That was right: the Judge of Elections may not let someone vote whose name isn’t in the poll book, even if the Judge knows the individual has been voting there for decades. However, there is a remedy which will permit you to vote today: You can go to “Election Court.” Throughout the city, judges from the Court of Common Pleas have been assigned to police stations to sit as election court judges. If you go to one of these courts and swear that you were duly registered, the judge will usually issue a written order entitling you to vote. If you have your white or pink registration card, you should bring that and any other identification with you to election court. If you receive an order entitling you to vote, you must take it back to your polling place before 8:00PM and present it to the Judge of Elections, who must then let you vote. You can also request a provisional ballot and vote on that at the polling place.

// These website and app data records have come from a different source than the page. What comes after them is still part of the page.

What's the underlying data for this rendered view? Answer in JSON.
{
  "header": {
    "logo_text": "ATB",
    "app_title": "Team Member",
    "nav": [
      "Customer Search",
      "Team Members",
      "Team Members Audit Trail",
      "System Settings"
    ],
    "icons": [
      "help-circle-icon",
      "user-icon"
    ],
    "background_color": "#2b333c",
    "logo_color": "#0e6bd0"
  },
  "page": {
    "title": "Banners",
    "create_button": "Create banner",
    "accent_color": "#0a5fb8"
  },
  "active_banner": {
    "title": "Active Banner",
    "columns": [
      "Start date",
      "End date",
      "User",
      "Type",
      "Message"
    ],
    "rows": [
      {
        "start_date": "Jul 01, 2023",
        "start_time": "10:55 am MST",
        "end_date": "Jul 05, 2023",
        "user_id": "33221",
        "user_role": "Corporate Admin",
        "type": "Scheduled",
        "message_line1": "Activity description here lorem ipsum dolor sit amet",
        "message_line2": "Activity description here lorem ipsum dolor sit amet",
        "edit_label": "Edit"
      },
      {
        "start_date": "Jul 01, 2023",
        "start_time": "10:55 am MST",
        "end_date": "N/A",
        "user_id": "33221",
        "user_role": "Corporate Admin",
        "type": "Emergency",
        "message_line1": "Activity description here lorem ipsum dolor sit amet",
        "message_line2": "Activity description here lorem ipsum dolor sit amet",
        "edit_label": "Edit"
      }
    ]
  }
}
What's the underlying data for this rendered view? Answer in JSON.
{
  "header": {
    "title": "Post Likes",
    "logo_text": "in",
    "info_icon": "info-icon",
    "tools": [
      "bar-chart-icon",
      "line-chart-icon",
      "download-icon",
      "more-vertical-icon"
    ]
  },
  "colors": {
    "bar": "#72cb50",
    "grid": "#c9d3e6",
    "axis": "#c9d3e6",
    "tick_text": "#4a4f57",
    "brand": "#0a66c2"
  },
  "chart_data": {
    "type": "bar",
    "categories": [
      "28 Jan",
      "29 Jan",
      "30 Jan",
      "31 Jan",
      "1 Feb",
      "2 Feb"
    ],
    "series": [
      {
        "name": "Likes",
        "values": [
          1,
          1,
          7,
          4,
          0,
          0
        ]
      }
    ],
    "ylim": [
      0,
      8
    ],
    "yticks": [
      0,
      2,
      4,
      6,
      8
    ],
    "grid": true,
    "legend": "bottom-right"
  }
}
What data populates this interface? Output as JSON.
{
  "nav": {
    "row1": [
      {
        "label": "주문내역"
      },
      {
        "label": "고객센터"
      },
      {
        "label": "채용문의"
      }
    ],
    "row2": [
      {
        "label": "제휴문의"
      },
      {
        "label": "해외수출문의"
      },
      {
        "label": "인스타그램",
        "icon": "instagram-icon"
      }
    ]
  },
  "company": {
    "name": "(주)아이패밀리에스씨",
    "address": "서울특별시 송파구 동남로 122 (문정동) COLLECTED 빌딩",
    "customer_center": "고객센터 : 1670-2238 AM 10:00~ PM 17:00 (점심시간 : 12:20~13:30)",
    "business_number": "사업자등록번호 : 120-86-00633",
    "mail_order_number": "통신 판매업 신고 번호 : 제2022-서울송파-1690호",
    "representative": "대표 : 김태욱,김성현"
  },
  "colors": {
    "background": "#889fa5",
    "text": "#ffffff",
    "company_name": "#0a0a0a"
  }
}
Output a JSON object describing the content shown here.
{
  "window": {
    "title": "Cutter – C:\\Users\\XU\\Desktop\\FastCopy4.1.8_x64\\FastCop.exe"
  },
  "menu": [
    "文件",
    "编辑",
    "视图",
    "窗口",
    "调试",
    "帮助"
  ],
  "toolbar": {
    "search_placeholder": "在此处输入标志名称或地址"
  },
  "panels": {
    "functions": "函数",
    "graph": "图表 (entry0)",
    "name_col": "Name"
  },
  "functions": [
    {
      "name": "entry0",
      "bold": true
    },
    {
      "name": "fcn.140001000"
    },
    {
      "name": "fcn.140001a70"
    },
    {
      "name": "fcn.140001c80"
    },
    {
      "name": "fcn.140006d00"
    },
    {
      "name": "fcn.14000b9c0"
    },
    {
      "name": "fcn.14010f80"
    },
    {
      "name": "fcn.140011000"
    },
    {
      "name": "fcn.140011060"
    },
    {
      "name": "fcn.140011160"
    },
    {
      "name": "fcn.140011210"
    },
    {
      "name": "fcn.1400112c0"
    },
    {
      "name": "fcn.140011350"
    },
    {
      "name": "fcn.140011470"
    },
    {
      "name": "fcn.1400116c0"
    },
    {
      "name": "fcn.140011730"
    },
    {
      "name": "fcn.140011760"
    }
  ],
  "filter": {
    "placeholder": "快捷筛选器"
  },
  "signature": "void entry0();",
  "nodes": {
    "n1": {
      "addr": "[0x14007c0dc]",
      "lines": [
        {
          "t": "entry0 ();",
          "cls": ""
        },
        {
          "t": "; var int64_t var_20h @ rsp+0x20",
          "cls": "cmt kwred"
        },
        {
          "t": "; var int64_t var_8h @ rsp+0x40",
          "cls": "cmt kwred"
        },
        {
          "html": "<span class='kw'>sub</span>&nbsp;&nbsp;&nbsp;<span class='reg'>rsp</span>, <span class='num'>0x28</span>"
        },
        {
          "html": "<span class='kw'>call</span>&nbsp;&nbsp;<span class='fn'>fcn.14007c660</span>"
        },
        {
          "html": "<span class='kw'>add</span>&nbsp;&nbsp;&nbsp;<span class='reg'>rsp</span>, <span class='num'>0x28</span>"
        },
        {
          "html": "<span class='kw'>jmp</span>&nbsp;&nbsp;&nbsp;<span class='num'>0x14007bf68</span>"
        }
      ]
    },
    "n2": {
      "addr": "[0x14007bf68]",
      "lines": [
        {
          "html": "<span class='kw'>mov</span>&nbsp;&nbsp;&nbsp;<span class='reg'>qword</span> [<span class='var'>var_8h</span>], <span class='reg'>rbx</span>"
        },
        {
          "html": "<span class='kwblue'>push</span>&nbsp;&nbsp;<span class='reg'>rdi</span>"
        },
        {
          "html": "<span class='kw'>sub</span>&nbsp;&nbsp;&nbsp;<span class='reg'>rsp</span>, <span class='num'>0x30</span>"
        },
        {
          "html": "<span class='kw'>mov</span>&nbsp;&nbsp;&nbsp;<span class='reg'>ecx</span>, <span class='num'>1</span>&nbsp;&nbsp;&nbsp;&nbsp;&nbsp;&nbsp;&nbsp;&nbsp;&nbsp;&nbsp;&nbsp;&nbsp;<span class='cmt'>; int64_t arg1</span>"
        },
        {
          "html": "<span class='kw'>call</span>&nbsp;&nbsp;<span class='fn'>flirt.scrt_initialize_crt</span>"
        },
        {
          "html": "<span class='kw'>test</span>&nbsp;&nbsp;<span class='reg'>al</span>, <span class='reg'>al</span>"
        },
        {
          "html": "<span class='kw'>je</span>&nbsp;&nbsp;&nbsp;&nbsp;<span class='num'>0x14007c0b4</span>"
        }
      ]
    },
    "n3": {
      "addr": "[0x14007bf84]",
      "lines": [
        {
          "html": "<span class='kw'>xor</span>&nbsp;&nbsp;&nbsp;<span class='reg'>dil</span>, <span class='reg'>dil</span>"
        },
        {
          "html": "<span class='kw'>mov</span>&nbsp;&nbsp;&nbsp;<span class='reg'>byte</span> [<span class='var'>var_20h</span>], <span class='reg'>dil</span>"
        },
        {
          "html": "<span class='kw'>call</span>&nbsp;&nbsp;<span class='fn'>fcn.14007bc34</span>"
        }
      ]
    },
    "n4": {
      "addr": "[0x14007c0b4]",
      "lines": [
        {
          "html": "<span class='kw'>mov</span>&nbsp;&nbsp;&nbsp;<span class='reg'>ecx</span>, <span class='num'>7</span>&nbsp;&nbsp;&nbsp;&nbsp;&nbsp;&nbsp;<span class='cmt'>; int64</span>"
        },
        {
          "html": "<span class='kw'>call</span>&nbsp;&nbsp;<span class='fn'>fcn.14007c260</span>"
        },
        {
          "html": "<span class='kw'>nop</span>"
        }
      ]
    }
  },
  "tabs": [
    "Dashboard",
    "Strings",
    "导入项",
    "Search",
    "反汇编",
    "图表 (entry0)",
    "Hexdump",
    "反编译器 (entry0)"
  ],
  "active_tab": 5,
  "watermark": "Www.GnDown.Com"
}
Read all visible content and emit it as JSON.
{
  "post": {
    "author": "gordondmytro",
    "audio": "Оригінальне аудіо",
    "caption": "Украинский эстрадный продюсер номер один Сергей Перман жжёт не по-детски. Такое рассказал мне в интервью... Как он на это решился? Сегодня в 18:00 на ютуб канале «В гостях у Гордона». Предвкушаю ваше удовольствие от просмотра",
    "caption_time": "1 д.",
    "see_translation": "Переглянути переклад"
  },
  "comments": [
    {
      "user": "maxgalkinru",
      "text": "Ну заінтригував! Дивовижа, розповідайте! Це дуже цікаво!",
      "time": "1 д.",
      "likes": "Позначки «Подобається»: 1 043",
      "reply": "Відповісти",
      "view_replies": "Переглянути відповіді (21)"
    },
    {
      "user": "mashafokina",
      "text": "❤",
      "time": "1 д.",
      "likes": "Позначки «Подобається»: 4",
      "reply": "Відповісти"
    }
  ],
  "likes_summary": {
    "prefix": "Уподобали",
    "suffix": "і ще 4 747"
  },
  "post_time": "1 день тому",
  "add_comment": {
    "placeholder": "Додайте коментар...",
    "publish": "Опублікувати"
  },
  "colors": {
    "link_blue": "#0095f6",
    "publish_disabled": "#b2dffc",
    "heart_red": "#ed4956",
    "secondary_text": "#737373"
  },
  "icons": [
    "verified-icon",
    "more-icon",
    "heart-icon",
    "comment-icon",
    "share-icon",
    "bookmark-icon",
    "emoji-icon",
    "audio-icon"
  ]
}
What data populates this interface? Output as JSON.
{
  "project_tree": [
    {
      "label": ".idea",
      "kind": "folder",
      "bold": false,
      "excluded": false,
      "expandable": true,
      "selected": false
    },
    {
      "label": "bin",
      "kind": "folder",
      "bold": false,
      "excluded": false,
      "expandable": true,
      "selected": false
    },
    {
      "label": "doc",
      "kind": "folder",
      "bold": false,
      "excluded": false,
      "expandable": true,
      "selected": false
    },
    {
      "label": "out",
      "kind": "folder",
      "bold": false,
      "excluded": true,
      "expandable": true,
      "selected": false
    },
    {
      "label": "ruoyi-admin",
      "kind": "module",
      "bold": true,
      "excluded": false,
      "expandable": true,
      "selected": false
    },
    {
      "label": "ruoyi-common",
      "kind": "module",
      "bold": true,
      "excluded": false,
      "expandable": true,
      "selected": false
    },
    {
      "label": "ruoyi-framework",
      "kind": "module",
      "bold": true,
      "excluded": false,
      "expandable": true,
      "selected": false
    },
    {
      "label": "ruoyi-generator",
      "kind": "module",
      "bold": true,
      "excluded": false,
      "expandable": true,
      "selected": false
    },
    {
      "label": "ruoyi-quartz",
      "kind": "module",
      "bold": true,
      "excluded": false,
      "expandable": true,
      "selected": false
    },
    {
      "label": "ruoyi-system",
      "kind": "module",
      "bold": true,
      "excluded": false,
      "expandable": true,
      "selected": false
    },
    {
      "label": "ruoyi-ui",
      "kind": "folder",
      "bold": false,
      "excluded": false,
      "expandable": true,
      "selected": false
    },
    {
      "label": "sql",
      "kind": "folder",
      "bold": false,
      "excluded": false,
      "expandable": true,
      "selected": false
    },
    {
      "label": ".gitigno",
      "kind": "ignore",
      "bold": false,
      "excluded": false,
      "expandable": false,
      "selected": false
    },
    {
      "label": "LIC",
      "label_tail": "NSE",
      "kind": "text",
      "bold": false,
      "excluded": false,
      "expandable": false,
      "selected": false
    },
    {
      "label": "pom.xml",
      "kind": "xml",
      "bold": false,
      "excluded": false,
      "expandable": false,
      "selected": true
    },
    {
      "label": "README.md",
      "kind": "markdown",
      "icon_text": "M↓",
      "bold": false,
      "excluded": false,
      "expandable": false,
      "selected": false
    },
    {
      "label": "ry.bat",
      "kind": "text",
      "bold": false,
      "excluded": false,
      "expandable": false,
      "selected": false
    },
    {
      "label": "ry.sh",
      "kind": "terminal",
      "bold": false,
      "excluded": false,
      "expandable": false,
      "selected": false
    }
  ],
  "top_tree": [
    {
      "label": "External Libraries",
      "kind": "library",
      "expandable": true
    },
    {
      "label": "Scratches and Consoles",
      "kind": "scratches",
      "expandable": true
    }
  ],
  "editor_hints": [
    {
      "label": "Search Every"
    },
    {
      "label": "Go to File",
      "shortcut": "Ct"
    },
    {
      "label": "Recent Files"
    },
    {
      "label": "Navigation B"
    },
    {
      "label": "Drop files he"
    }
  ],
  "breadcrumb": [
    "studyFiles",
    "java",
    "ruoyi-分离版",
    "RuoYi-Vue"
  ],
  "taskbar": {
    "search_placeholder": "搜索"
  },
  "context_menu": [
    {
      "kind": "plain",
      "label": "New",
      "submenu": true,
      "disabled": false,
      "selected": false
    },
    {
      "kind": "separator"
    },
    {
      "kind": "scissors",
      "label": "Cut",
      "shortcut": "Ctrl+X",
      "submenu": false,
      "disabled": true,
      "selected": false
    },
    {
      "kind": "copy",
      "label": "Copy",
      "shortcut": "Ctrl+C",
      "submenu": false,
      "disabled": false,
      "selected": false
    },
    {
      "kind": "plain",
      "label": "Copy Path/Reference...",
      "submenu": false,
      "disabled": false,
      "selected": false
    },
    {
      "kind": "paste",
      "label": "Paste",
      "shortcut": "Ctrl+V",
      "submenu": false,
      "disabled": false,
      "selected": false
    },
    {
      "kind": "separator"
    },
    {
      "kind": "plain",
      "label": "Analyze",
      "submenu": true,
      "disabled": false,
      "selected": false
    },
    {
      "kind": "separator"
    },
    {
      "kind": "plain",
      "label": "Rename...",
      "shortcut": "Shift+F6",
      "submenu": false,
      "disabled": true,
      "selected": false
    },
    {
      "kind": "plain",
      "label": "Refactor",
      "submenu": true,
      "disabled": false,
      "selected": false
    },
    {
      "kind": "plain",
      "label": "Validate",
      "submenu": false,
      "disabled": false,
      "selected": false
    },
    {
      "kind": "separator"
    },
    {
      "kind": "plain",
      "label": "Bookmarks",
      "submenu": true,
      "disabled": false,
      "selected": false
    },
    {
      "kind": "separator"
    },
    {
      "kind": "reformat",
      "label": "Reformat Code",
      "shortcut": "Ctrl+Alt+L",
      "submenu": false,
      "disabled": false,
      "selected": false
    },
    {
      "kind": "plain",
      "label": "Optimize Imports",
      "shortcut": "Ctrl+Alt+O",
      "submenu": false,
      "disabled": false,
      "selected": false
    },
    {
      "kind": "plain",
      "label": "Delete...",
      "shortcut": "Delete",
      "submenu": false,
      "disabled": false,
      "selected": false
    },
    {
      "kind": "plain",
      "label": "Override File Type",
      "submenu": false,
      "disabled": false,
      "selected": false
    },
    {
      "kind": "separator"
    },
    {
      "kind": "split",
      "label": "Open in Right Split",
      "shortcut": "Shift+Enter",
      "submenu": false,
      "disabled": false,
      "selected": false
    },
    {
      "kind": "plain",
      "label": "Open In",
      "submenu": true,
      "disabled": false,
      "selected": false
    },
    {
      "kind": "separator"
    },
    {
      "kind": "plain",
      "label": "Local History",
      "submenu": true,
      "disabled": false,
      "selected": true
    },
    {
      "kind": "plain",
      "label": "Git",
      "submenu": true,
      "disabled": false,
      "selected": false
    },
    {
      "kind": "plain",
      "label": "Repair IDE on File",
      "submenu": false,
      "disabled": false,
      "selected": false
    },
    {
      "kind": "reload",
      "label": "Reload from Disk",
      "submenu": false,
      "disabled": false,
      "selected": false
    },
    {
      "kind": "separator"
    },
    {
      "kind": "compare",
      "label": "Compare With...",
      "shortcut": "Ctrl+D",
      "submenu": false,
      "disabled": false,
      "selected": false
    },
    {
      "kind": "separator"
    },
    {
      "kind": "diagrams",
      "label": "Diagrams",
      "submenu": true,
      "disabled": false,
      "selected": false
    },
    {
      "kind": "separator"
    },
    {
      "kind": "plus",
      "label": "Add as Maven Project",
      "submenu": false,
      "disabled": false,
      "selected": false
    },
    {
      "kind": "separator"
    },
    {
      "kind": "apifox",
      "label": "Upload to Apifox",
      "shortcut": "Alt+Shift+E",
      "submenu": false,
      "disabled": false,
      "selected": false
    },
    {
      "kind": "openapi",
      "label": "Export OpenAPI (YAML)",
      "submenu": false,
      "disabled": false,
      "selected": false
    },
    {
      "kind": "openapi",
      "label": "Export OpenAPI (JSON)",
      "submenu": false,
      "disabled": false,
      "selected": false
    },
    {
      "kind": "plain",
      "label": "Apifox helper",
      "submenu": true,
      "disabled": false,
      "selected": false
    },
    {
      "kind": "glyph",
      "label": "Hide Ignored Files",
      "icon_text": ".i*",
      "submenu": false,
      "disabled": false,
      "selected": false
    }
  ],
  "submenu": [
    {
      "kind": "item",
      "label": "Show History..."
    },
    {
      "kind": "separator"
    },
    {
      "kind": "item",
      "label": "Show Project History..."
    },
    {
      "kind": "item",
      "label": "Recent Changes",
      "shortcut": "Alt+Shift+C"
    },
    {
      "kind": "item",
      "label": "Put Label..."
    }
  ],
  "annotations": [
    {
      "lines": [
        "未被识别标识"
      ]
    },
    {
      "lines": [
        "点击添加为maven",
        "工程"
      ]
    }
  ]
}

A vote cast by provisional ballot will only be counted if it turns out that the voter was indeed registered in Philadelphia county.
Going to Election Court or getting a copy of the affidavit from the Registration Division does NOT correct the problem for subsequent elections. Make sure the caller understands that he or she should re-register, either at the election court or shortly after the election.
How much time may I take to vote once I’ve closed the curtain to the voting machine?
The Election Code sets a maximum of 3 minutes, but if others are not waiting to vote, the election officers may allow you a longer time. (Voters may familiarize themselves with the ballot by examining the pink sample ballot posted at the polling place before they enter the voting machine.)
If I’m in line at the polling place by 8:00PM, but haven’t yet reached the voting machine, may I vote?
Yes. If you are in the line by 8:00PM, you may vote, whether you are in line outside or inside the polling place. (This assumes you are qualified to vote and that your name is in the poll book.) If the line is very long, it may take several hours before all those in line by 8:00PM have voted. This is entirely legal; however, no one who enters the line after 8:00PM is permitted to vote.
Information for Newly-Registered First Time Voters
Voters arriving before 8:00PM will be permitted to vote, but voters are urged to arrive early in order to avoid crowds and longer lines.
Judges of elections can require newly-registered first-time voters to provide identification. The following items are acceptable forms of identification:
- Pennsylvania driver’s license or Pennsylvania I.D. card
- Identification issued by federal or state agency
- Student identification with photo
- United States Military I.D.
- Voter Registration Card
- Gun permit with name and address
- Government check with name and address
- Current utility bill with name and address
- Current bank statement with name and address
- Paycheck with name and address